craftaholic anonymous

space-and-sass  asked:

Do you have any tips on DIY chew stim toys? I cant afford to buy any

Absolutely! I’ll also include a few cheap chew stim toys at the end that don’t involve purchasing online and paying shipping, just in case it’s easier to buy those as opposed to buying materials, but I’ll also talk about ways to do the DIYs that, hopefully, don’t involve buying anything.

Firstly, the DIYs. There’s two ways to go about it, cloth or silicone. I’ve mentioned the cloth DIYs before on this post and I’ll quote my comment below:

There’s a no-sew necklace tutorial here at Hdydi and a slightly-more-complicated (but nicer-looking) bangle tutorial here at Craftaholics Anonymous. (The bangle does require a little sewing, but it can be done via hand or machine.) Both use cut-up T-shirts or T-shirt material.
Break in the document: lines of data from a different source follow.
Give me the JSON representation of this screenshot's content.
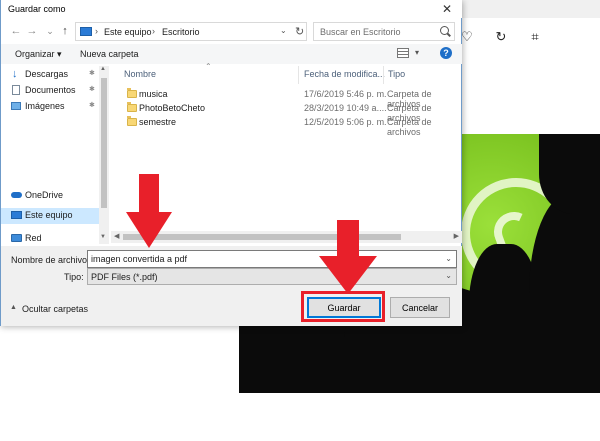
{
  "dialog": {
    "title": "Guardar como",
    "close_glyph": "✕"
  },
  "nav": {
    "back_glyph": "←",
    "forward_glyph": "→",
    "recent_glyph": "⌄",
    "up_glyph": "↑",
    "breadcrumb": [
      "Este equipo",
      "Escritorio"
    ],
    "search_placeholder": "Buscar en Escritorio"
  },
  "cmdbar": {
    "organize_label": "Organizar ▾",
    "new_folder_label": "Nueva carpeta",
    "help_glyph": "?"
  },
  "sidebar": {
    "items": [
      {
        "label": "Descargas",
        "icon": "download-icon"
      },
      {
        "label": "Documentos",
        "icon": "document-icon"
      },
      {
        "label": "Imágenes",
        "icon": "pictures-icon"
      },
      {
        "label": "OneDrive",
        "icon": "cloud-icon"
      },
      {
        "label": "Este equipo",
        "icon": "computer-icon"
      },
      {
        "label": "Red",
        "icon": "network-icon"
      }
    ]
  },
  "filelist": {
    "columns": [
      "Nombre",
      "Fecha de modifica...",
      "Tipo"
    ],
    "rows": [
      {
        "name": "musica",
        "date": "17/6/2019 5:46 p. m.",
        "type": "Carpeta de archivos"
      },
      {
        "name": "PhotoBetoCheto",
        "date": "28/3/2019 10:49 a....",
        "type": "Carpeta de archivos"
      },
      {
        "name": "semestre",
        "date": "12/5/2019 5:06 p. m.",
        "type": "Carpeta de archivos"
      }
    ]
  },
  "form": {
    "filename_label": "Nombre de archivo:",
    "filename_value": "imagen convertida a pdf",
    "type_label": "Tipo:",
    "type_value": "PDF Files (*.pdf)",
    "hide_folders_label": "Ocultar carpetas",
    "save_label": "Guardar",
    "cancel_label": "Cancelar"
  },
  "background_app": {
    "icons": [
      "heart-icon",
      "rotate-icon",
      "crop-icon"
    ]
  },
  "colors": {
    "accent": "#0078d7",
    "annotation_red": "#e8202a",
    "selection": "#cce8ff"
  }
}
There’s also a tutorial here at Lemon Lime Adventures for a version using wooden beads.

The Hdydi tute involves only the ability to cut up an old T-shirt into strips, braid it and knot it into a loop that can be a necklace or bracelet. It’s super easy as DIYs go if you can braid and knot (I’m aware that not all disabled people can manage even the super easy DIYs). If you want to turn it into a necklace, you may need to sew two strips together at the ends - a running stitch will do the job - in order to have length long enough that you can pull the braid over your head.

The Craftaholics Anonymous tute requires scrap fabric (again, you can cut up an old T-shirt). Instead of knotting the end of the braid, they’re sewn across (again, a running stitch will work just fine) the ends to finish them. The two sewn ends are then sewn to each other to form a bracelet, providing a neater finish.

If you’re making bracelets, you’ll want material with a little stretch: most cheap T-shirts are made from polyester. This will be fine. If your material doesn’t stretch at all, keep your braid a little loose or make the bracelet a little larger than needed - this gives you more play in the fabric to pull it over your hand.

These braids could easily be turned into keychain attachments or zip pulls, for those who want something chewable but don’t necessarily wish to wear them!

(For both of these tutorials, you need an old T-shirt and scissors. For the second, a needle and thread. If you need to borrow these from someone and don’t want to explain what you’re doing, just say you’re mending a tear in your own clothing.)

The Lemon Lime Adventures tute uses socks, shoelaces and wooden beads. The beads can be omitted if you don’t have them - just tie more knots in the socks. This might be an option for those who can’t/don’t wish to sew.

(If the bead is going in your mouth, don’t use painted or dyed ones. Plain, unpainted, undyed, unvarnished, untreated ones are safest.)

Other options for fabric chewing involve buying thick, soft woven fabric cord - think the kind used for hoodie strings, which I’ve seen in many a dollar shop craft section - and tying knots in it before knotting the ends in a loop to make a bracelet or necklace. You may even have an old hoodie from which you can acquire the strings! Shoelaces, likewise, especially the thick ones. These probably won’t last as long as the Lemon Lime Adventures version, but they’re easily replaced.

(I’d wash everything mentioned above thoroughly before using, even if it’s new: you don’t want dye leeching from the cloth into your mouth.)

The silicone DIY method involves getting a silicone pot holder or some other silicone kitchen object, cutting it up and using it as a handheld chewable or putting a hole in it and stringing it on a cord (even a shoelace) for chewellery. (There are so many silicone kitchen items these days: you could look at the bottom part of a spatula, the edge of a baking tray, a shaped part from an ice tray or chocolate mould … whatever you think works.) Now, finding something silicone and thick will be the hardest part, as most of these things are pretty thin, and I think even a moderate chewer might go through these pretty quickly.

(I’ll stress here that I do not know what degree of food-safe some of these items may be. If it’s designed to hold food or have a lot of contact with food, I’d think it’d be pretty safe; if it’s not designed to have contact with food, it may be questionable.)

Lastly, I’ve found relatively inexpensive plastic and silicone teethers in stores like K-Mart and The Reject Shop. (I’ve posted about them here and here.) These are probably far better for tougher chewers, especially the silicone ones as they’re quite thick and sturdy, and may be worth the investment. I don’t know where you’re located, so I don’t know what stores to suggest, but I’d try looking at the better discount stores - the ones that stock cheap and clearanced brand-name items - and cheap department stores. From the right store, teethers aren’t expensive. The silicone ones I found are pretty cute (clearancing at $1 AUD!) and aren’t that different from the handheld chewables sold on Stimtastic. I say this because it may be as cheap to buy a silicone teether as it is to buy a silicone pot holder for DIY.

I hope this gives you some ideas. Followers, please feel welcome to add!